But lives in me while I do rest),
Come, people ; Aaron’s drest.
5So Christ also did not take upon himself the glory of becoming a high priest. But God said to him,
“You are my Son;
today I have become your Father.”
6And he says in another place,
“You are a priest forever,
in the order of Melchizedek.”
7During the days of Jesus’ life on earth, he offered up prayers and petitions with loud cries and tears to the one who could save him from death, and he was heard because of his reverent submission. 8Although he was a son, he learned obedience from what he suffered 9and, once made perfect, he became the source of eternal salvation for all who obey him 10and was designated by God to be high priest in the order of Melchizedek.
from Morning and Evening,
by Charles Spurgeon
“Though He were a Son, yet learned He obedience by the things which He suffered.”
We are told that the Captain of our salvation was made perfect through suffering, therefore we who are sinful, and who are far from being perfect, must not wonder if we are called to pass through suffering too. Shall the head be crowned with thorns, and shall the other members of the body be rocked upon the dainty lap of ease? Must Christ pass through seas of His own blood to win the crown, and are we to walk to heaven dryshod in silver slippers? No, our Master’s experience teaches us that suffering is necessary, and the true-born child of God must not, would not, escape it if he might.
But there is one very comforting thought in the fact of Christ’s “being made perfect through suffering” — it is, that He can have complete sympathy with us. “He is not an high priest that cannot be touched with the feeling of our infirmities.” In this sympathy of Christ we find a sustaining power. One of the early martyrs said, “I can bear it all, for Jesus suffered, and He suffers in me how; He sympathizes with me, and this makes me strong.” Believer, lay hold of this thought in all times of agony. Let the thought of Jesus strengthen you as you follow in His steps. Find a sweet support in His sympathy; and remember that, to suffer is an honourable thing—to suffer for Christ is glory. The apostles rejoiced that they were counted worthy to do this. Just so far as the Lord shall give us grace to suffer for Christ, to suffer with Christ, just so far does he honour us. The jewels of a Christian are his afflictions. The regalia of the kings who God hath anointed are their troubles, their sorrows, and their griefs. Let us not, therefore, shun being exalted. Griefs exalt us, and troubles lift us up. “If we suffer, we shall also reign with Him.”

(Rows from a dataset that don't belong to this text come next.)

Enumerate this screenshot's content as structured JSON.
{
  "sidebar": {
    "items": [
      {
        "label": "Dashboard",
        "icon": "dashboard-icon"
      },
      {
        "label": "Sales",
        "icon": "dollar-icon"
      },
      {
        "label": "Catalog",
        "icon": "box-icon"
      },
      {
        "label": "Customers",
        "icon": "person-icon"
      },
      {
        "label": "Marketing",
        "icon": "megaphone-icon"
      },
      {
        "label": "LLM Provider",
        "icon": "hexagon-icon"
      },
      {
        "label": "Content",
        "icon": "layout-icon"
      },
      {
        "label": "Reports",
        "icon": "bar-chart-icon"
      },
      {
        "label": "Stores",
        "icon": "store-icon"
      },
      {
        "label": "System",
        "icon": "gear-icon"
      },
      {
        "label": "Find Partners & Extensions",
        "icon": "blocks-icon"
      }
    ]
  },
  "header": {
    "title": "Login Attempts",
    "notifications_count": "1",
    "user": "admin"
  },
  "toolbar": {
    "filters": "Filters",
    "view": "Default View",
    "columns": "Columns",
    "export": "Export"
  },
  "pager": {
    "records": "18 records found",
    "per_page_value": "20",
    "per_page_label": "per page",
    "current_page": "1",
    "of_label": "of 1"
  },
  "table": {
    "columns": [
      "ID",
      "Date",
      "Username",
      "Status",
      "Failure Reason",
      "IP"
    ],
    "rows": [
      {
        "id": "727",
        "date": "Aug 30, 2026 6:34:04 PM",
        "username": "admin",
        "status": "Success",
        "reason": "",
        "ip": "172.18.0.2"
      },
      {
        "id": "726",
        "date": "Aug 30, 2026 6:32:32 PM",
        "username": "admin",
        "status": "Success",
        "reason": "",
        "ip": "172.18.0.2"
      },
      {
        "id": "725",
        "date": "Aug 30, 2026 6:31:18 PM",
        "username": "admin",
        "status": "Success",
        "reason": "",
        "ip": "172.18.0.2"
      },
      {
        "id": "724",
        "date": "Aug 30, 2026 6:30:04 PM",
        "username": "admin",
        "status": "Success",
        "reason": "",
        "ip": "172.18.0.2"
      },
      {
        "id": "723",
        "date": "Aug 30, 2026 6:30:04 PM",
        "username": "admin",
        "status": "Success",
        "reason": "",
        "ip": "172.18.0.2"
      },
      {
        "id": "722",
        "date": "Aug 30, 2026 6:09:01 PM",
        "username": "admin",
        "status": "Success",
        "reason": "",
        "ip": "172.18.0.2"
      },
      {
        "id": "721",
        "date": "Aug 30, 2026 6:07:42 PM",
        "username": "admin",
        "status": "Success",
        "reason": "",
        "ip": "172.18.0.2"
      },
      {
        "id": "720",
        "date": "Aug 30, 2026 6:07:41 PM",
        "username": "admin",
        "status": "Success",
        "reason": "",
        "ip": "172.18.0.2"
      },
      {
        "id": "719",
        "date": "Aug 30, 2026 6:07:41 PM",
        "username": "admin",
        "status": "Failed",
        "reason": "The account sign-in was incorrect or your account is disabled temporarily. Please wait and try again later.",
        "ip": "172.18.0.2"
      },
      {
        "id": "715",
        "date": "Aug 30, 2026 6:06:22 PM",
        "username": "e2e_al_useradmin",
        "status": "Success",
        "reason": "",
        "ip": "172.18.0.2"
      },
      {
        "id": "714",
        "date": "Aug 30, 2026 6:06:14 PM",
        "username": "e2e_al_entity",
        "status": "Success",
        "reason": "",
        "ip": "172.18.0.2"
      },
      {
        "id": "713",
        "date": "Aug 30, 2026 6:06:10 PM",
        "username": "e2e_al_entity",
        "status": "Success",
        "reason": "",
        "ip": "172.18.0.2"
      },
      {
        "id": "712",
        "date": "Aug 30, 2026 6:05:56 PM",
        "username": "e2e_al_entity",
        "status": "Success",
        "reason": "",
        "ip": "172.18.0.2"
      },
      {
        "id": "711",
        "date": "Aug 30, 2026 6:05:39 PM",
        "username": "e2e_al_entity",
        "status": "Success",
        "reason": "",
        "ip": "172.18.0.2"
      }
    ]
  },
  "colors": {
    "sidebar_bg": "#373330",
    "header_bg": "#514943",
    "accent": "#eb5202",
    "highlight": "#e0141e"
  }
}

New International Version (NIV) Copyright © 1973, 1978, 1984 by Biblica
Images courtesy of:
throne of grace. https://dwellingintheword.files.wordpress.com/2010/05/4-5-throne.jpg
flag of South Korea. http://www.jmu.edu/international/images/SouthKoreaFlag.png
Dial soap. http://www.twinsupply.com/janitorial/images/100/DIA00098.JPG
Aaron dressed in high priestly garb. http://www.guidedbiblestudies.com/topics/priest7.jpg